* Work to be completed *
Every line of the listing should be repeated exactly.

····················

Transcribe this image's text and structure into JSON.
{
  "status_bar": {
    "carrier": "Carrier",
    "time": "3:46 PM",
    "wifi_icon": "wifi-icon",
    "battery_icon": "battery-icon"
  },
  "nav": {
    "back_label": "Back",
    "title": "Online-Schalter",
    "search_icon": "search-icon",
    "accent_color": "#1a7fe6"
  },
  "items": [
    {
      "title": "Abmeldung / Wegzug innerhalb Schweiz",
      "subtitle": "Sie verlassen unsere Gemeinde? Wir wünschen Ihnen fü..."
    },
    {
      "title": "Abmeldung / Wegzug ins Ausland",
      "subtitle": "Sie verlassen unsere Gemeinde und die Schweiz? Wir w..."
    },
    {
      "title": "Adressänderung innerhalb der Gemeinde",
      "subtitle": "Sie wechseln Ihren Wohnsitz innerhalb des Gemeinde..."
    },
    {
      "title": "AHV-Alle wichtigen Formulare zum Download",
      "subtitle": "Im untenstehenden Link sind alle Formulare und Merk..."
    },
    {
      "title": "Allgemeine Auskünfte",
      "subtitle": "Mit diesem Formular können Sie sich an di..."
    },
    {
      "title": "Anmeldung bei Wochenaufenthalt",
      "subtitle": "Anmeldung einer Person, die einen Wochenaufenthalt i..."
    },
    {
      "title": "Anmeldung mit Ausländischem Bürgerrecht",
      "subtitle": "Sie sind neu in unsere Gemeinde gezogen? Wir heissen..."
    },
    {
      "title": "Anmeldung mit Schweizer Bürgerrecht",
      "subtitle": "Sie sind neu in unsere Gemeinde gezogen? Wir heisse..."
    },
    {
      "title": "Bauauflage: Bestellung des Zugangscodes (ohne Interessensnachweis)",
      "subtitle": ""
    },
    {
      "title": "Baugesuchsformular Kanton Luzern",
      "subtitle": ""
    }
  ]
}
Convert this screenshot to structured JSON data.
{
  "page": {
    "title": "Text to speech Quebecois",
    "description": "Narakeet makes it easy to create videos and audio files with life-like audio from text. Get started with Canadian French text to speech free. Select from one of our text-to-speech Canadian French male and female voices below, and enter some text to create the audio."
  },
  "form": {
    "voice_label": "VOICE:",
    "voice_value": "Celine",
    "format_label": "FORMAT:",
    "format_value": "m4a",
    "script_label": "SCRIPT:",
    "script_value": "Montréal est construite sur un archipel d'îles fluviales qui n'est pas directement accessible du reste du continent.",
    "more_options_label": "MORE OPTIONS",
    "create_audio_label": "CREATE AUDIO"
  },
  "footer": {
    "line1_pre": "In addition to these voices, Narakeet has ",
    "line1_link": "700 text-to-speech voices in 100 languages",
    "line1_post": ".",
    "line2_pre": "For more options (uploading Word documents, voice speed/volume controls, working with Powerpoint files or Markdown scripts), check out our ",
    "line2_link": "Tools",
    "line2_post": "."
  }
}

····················

* Task result *
Transcribe this image's text and structure into JSON.
{
  "status_bar": {
    "carrier": "Carrier",
    "time": "3:46 PM",
    "wifi_icon": "wifi-icon",
    "battery_icon": "battery-icon"
  },
  "nav": {
    "back_label": "Back",
    "title": "Online-Schalter",
    "search_icon": "search-icon",
    "accent_color": "#1a7fe6"
  },
  "items": [
    {
      "title": "Abmeldung / Wegzug innerhalb Schweiz",
      "subtitle": "Sie verlassen unsere Gemeinde? Wir wünschen Ihnen fü..."
    },
    {
      "title": "Abmeldung / Wegzug ins Ausland",
      "subtitle": "Sie verlassen unsere Gemeinde und die Schweiz? Wir w..."
    },
    {
      "title": "Adressänderung innerhalb der Gemeinde",
      "subtitle": "Sie wechseln Ihren Wohnsitz innerhalb des Gemeinde..."
    },
    {
      "title": "AHV-Alle wichtigen Formulare zum Download",
      "subtitle": "Im untenstehenden Link sind alle Formulare und Merk..."
    },
    {
      "title": "Allgemeine Auskünfte",
      "subtitle": "Mit diesem Formular können Sie sich an di..."
    },
    {
      "title": "Anmeldung bei Wochenaufenthalt",
      "subtitle": "Anmeldung einer Person, die einen Wochenaufenthalt i..."
    },
    {
      "title": "Anmeldung mit Ausländischem Bürgerrecht",
      "subtitle": "Sie sind neu in unsere Gemeinde gezogen? Wir heissen..."
    },
    {
      "title": "Anmeldung mit Schweizer Bürgerrecht",
      "subtitle": "Sie sind neu in unsere Gemeinde gezogen? Wir heisse..."
    },
    {
      "title": "Bauauflage: Bestellung des Zugangscodes (ohne Interessensnachweis)",
      "subtitle": ""
    },
    {
      "title": "Baugesuchsformular Kanton Luzern",
      "subtitle": ""
    }
  ]
}
Convert this screenshot to structured JSON data.
{
  "page": {
    "title": "Text to speech Quebecois",
    "description": "Narakeet makes it easy to create videos and audio files with life-like audio from text. Get started with Canadian French text to speech free. Select from one of our text-to-speech Canadian French male and female voices below, and enter some text to create the audio."
  },
  "form": {
    "voice_label": "VOICE:",
    "voice_value": "Celine",
    "format_label": "FORMAT:",
    "format_value": "m4a",
    "script_label": "SCRIPT:",
    "script_value": "Montréal est construite sur un archipel d'îles fluviales qui n'est pas directement accessible du reste du continent.",
    "more_options_label": "MORE OPTIONS",
    "create_audio_label": "CREATE AUDIO"
  },
  "footer": {
    "line1_pre": "In addition to these voices, Narakeet has ",
    "line1_link": "700 text-to-speech voices in 100 languages",
    "line1_post": ".",
    "line2_pre": "For more options (uploading Word documents, voice speed/volume controls, working with Powerpoint files or Markdown scripts), check out our ",
    "line2_link": "Tools",
    "line2_post": "."
  }
}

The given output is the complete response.